Inasmuch as Ant is good at re-running an XSLT transformation or a series of transformations when the XML source changes but not so good at re-running when one of the transformations’ stylesheets’ sub-modules changes, it’s a simple thing to generate on-the-fly a temporary build file containing
paths listing the dependencies of each stylesheet so Ant can do the right thing. Continue reading
Inasmuch as I’d been threatening since the XML Summer School last year to do it, I’ve made a custom Ant task for running XML Calabash, currently only in my fork at email@example.com:MenteaXML/xmlcalabash1.git.
You can use this task to process:
- A single input file to produce a single output file
- A set of input files, processed one at a time, to produce a set of output files
- Multiple input files as the input to one XProc input port processed to produce a single output file
- Any of the above with additional input ports to each of which are applied one or more input files whose file names may be either fixed or mapped from the name(s) of the current main input file(s)
- Any of the above with additional output ports whose file names may be either fixed or mapped from the name(s) of the current main input file(s)
- Any of the above with Ant defaulting to not running the pipeline when the outputs are already up-to-date compared to the inputs and the pipeline
You can also specify options and parameters to be used by the pipeline.

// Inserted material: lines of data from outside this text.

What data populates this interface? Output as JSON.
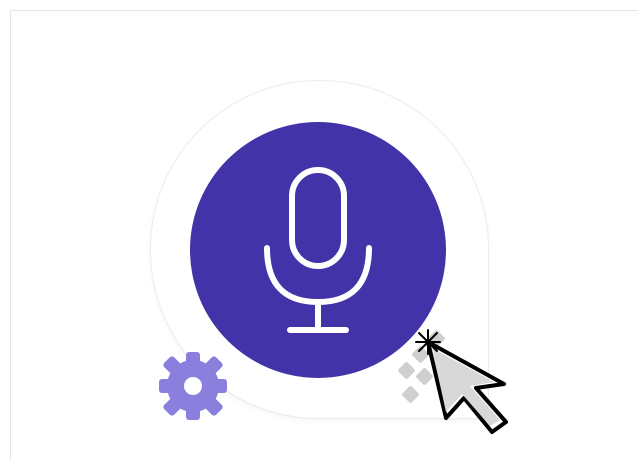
{
  "colors": {
    "accent": "#4233A9",
    "mic_stroke": "#ffffff",
    "gear": "#8A7FDD",
    "handle": "#cfcfcf"
  },
  "icons": {
    "primary": "microphone-icon",
    "secondary": "gear-icon",
    "handle": "drag-handle-icon",
    "pointer": "mouse-cursor-icon"
  }
}
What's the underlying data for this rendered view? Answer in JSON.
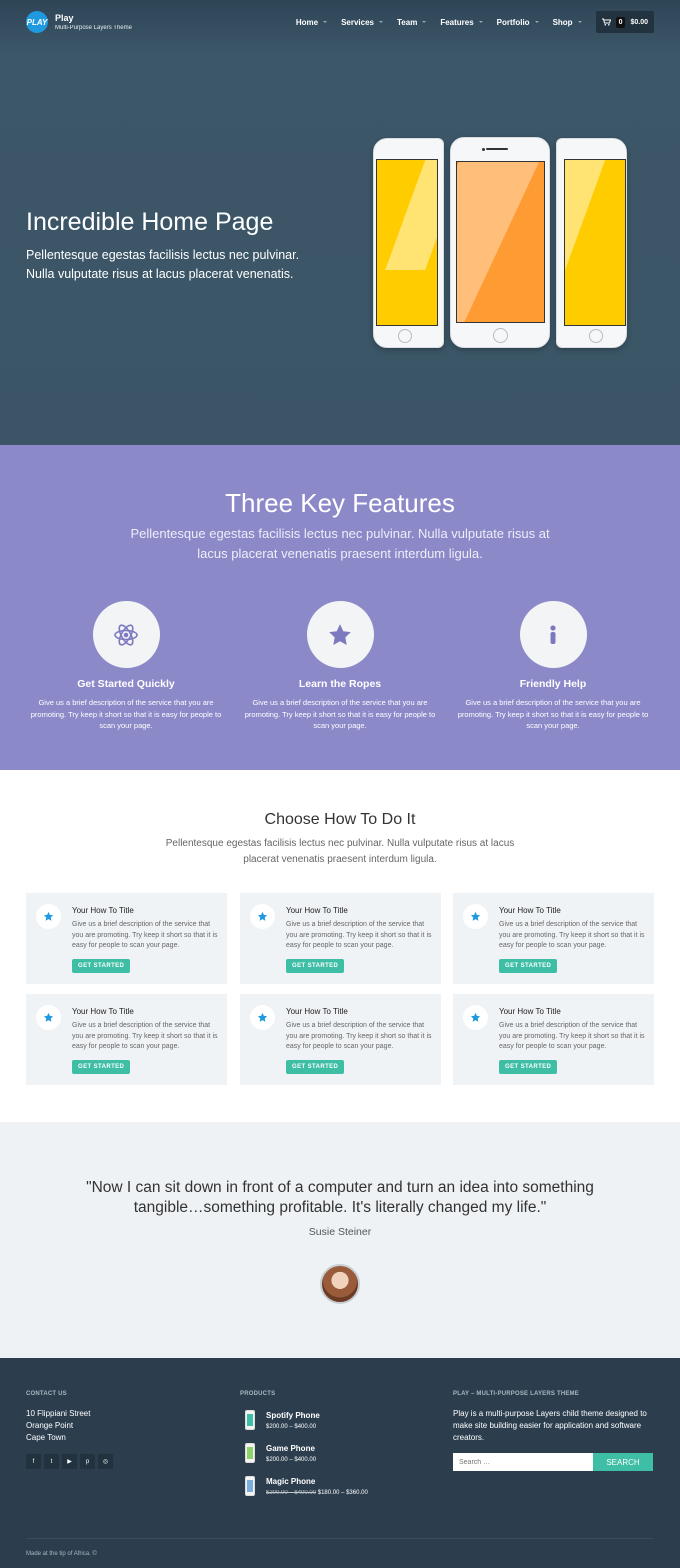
{
  "brand": {
    "name": "Play",
    "tagline": "Multi-Purpose Layers Theme",
    "logo_text": "PLAY"
  },
  "nav": {
    "items": [
      "Home",
      "Services",
      "Team",
      "Features",
      "Portfolio",
      "Shop"
    ],
    "cart_count": "0",
    "cart_total": "$0.00",
    "cart_icon": "cart-icon"
  },
  "hero": {
    "title": "Incredible Home Page",
    "subtitle": "Pellentesque egestas facilisis lectus nec pulvinar. Nulla vulputate risus at lacus placerat venenatis.",
    "colors": {
      "yellow": "#ffcc00",
      "orange": "#ff9b33"
    }
  },
  "features": {
    "title": "Three Key Features",
    "subtitle": "Pellentesque egestas facilisis lectus nec pulvinar. Nulla vulputate risus at lacus placerat venenatis praesent interdum ligula.",
    "items": [
      {
        "icon": "atom-icon",
        "title": "Get Started Quickly",
        "desc": "Give us a brief description of the service that you are promoting. Try keep it short so that it is easy for people to scan your page."
      },
      {
        "icon": "star-icon",
        "title": "Learn the Ropes",
        "desc": "Give us a brief description of the service that you are promoting. Try keep it short so that it is easy for people to scan your page."
      },
      {
        "icon": "info-icon",
        "title": "Friendly Help",
        "desc": "Give us a brief description of the service that you are promoting. Try keep it short so that it is easy for people to scan your page."
      }
    ]
  },
  "howto": {
    "title": "Choose How To Do It",
    "subtitle": "Pellentesque egestas facilisis lectus nec pulvinar. Nulla vulputate risus at lacus placerat venenatis praesent interdum ligula.",
    "cards": [
      {
        "title": "Your How To Title",
        "desc": "Give us a brief description of the service that you are promoting. Try keep it short so that it is easy for people to scan your page.",
        "button": "GET STARTED"
      },
      {
        "title": "Your How To Title",
        "desc": "Give us a brief description of the service that you are promoting. Try keep it short so that it is easy for people to scan your page.",
        "button": "GET STARTED"
      },
      {
        "title": "Your How To Title",
        "desc": "Give us a brief description of the service that you are promoting. Try keep it short so that it is easy for people to scan your page.",
        "button": "GET STARTED"
      },
      {
        "title": "Your How To Title",
        "desc": "Give us a brief description of the service that you are promoting. Try keep it short so that it is easy for people to scan your page.",
        "button": "GET STARTED"
      },
      {
        "title": "Your How To Title",
        "desc": "Give us a brief description of the service that you are promoting. Try keep it short so that it is easy for people to scan your page.",
        "button": "GET STARTED"
      },
      {
        "title": "Your How To Title",
        "desc": "Give us a brief description of the service that you are promoting. Try keep it short so that it is easy for people to scan your page.",
        "button": "GET STARTED"
      }
    ]
  },
  "testimonial": {
    "quote": "\"Now I can sit down in front of a computer and turn an idea into something tangible…something profitable. It's literally changed my life.\"",
    "author": "Susie Steiner"
  },
  "footer": {
    "contact": {
      "heading": "CONTACT US",
      "lines": [
        "10 Flippiani Street",
        "Orange Point",
        "Cape Town"
      ]
    },
    "social_icons": [
      "facebook-icon",
      "twitter-icon",
      "youtube-icon",
      "pinterest-icon",
      "dribbble-icon"
    ],
    "social_glyphs": [
      "f",
      "t",
      "▶",
      "p",
      "◎"
    ],
    "products": {
      "heading": "PRODUCTS",
      "items": [
        {
          "name": "Spotify Phone",
          "price": "$200.00 – $400.00",
          "old_price": "",
          "color": "#3ebea5"
        },
        {
          "name": "Game Phone",
          "price": "$200.00 – $400.00",
          "old_price": "",
          "color": "#8fd36b"
        },
        {
          "name": "Magic Phone",
          "price": "$180.00 – $360.00",
          "old_price": "$200.00 – $400.00",
          "color": "#7aaedc"
        }
      ]
    },
    "about": {
      "heading": "PLAY – MULTI-PURPOSE LAYERS THEME",
      "text": "Play is a multi-purpose Layers child theme designed to make site building easier for application and software creators."
    },
    "search": {
      "placeholder": "Search …",
      "button": "SEARCH"
    },
    "copyright": "Made at the tip of Africa. ©"
  }
}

Continue reading
Inasmuch as it’s useful, when editing an Ant build file, to have a list of the targets in the file and the ability to jump to any of them, my Ant mode at firstname.lastname@example.org:tkg/ant-mode.git currently only does two things: make a “Ant” menu that lists all the targets and associates a RELAX NG compact syntax schema with build files. Continue reading
Inasmuch as a “feature key” is how you configure a Java JAXP XSLT processor, it’s good to see that Saxon 9.3 has added feature keys for setting the initial template and initial mode. In fact, Saxon has gone from 30 feature keys in Saxon 9.0 to 70 in 9.2 and now 79 in 9.3.
Where this becomes useful (outside of your own Java programs) is being able to specify the initial template and/or mode in the
<xslt> task in Ant build files. Continue reading
Inasmuch as I like to automate processes as much as possible, here’s two Ant targets/macros for automating zipping an EPUB file and checking it with epubcheck: Continue reading
Inasmuch as software has moved on since 2008 when I wrote about When Ant is subsidiary to <oXygen/>, I now run XSpec from <oXygen/> using the Ant bundled with recent <oXygen/>. Continue reading
The <oXygen/> documentation has an example of setting up an “External Tool” to run Ant. The example is simple enough to illustrate its point, but there’s more that can be done, especially if you write the Ant build file knowing that it will be run from <oXygen/>.
This example is from the <oXygen/> “project” that I used for organising the exercises for my “Testing XSLT” tutorial at XTech 2008. Continue reading
Running some JUnit tests with Ant 1.6.5 gave this error when the <junitreport> task ran:
build.xml:160: The following error occurred while executing this line:
build.xml:367: Could not find a valid processor version implementation
I know of two possible solutions: